Mam,I am a 22 years old very much tensioned for my regular hair fall. I generally sleep at late night for study. But the problem of hair fall I have been facing since last six months. So please give me the solutions to overcome it. Thanking you….
What to do: There are topical creams like minoxidil (Rogaine; $45 on amazon.com) and oral medications such as finasteride (Propecia) that can halt hair loss or even cause some to grow; surgery to transplant or graft hair is also an option.
First a bit about your hair’s natural growth cycle: Each strand grows for several years, then enters a resting phase for three to four months before it is finally shed. Next, the follicle begins to grow a new hair, and the cycle begins again. Different strands of hair are in different phases of the growth cycle at any given time, which is why you don’t go bald every few years. As you get older, “hair can grow back in more sparsely, and the strands may be thinner than they were when you were younger,” says Doris Day, a clinical associate professor of dermatology at New York University.

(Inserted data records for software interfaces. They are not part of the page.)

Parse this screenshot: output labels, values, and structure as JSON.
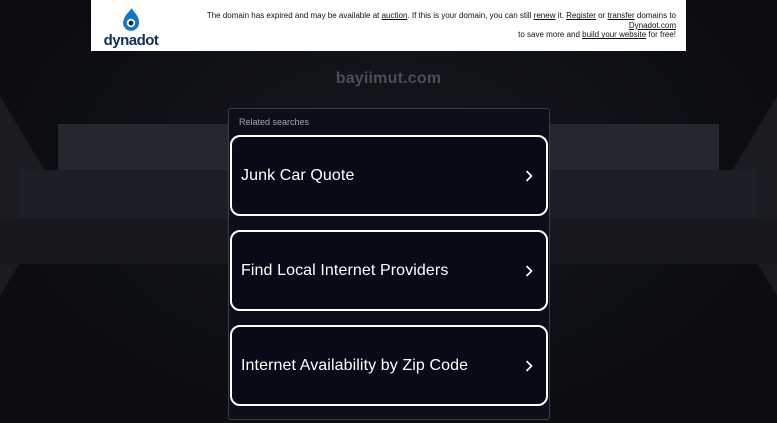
{
  "banner": {
    "logo_text": "dynadot",
    "line1_prefix": "The domain has expired and may be available at ",
    "line1_link_auction": "auction",
    "line1_mid": ". If this is your domain, you can still ",
    "line1_link_renew": "renew",
    "line1_mid2": " it. ",
    "line1_link_register": "Register",
    "line1_or": " or ",
    "line1_link_transfer": "transfer",
    "line1_domains_to": " domains to ",
    "line1_link_dynadot": "Dynadot.com",
    "line2_prefix": "to save more and ",
    "line2_link_build": "build your website",
    "line2_suffix": " for free!"
  },
  "domain_name": "bayiimut.com",
  "related": {
    "heading": "Related searches",
    "items": [
      {
        "label": "Junk Car Quote"
      },
      {
        "label": "Find Local Internet Providers"
      },
      {
        "label": "Internet Availability by Zip Code"
      }
    ]
  },
  "colors": {
    "background": "#0d0f13",
    "panel": "#0c0f1a",
    "item_border": "#ffffff",
    "logo_blue": "#0f2f5c",
    "domain_text": "#4a4e57"
  },
  "icons": {
    "logo": "dynadot-logo-icon",
    "chevron": "chevron-right-icon"
  }
}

The tests: A rheumatologist will examine joints and other tissues for signs of inflammation, such as heat, pain, swelling, and redness. A blood test to measure levels of anti-nuclear antibodies (ANA) may also indicate lupus. Rheumatologists will also determine if patients have four of 11 diagnostic criteria set by the American College of Rheumatology, though fewer criteria along with a skin biopsy may sometimes indicate lupus, Dr. Weinstein says. (Learn more about lupus and its symptoms here.)
The symptoms: Women with this trait tend to develop thinning at the hairline behind the bangs, says Pamela Jakubowicz, MD, a dermatologist at Montefiore Medical Center in New York City. The condition develops slowly and may start as early as your 20s. You may be vulnerable if your mother also has this pattern of thinning. In some cases, the hair loss may be diffuse, meaning it’s spread across the entire scalp.
It has a massive psychological impact on women because they’re balding and thinning in a similar way to the men, adds Lyons, who sees women in their teens to their 80s with the condition. There isn’t a week goes by when we don’t get women in tears in here. It affects self-esteem, confidence, quality of life and relationships.
Telogen effluvium is a phenomenon that occurs after pregnancy, major surgery, drastic weight loss, or extreme stress, in which you shed large amounts of hair every day, usually when shampooing, styling, or brushing. It can also be a side effect of certain medications, such as antidepressants, beta-blockers, and nonsteroidal anti-inflammatory drugs. During telogen effluvium, hair shifts faster than normal from its growing phase into the phase before moving quickly into the shedding, or telogen, phase.
During pregnancy, most women notice their hair going into rapid growth mode. That’s when everything is in a grow, grow, grow phase, because there’s surges of hormones [estrogen] that make hair grow, Fusco says. Since the hair growth stage lasts longer, normal shedding doesn’t occur. Once estrogen levels go back to normal after delivery, hair resumes its normal growth cycles and starts to shed all that thick, luscious hair that accumulated over the last 10 months. Some women experience very mild shedding, but others experience intense shedding for a few months.
A dermatologist also will ask what medicines you take, what allergies you have, and whether you have been dieting. It is important to give the dermatologist accurate information. Like a murder mystery, the slightest clue can solve the case. Women may be asked about their periods, pregnancies, and menopause.
There are several types of hair loss, often classified by whether the loss is localized, or if it affects large areas, or if the hair loss is patchy or affects the entire scalp. Some of the more common hair loss causes are discussed on the following slides.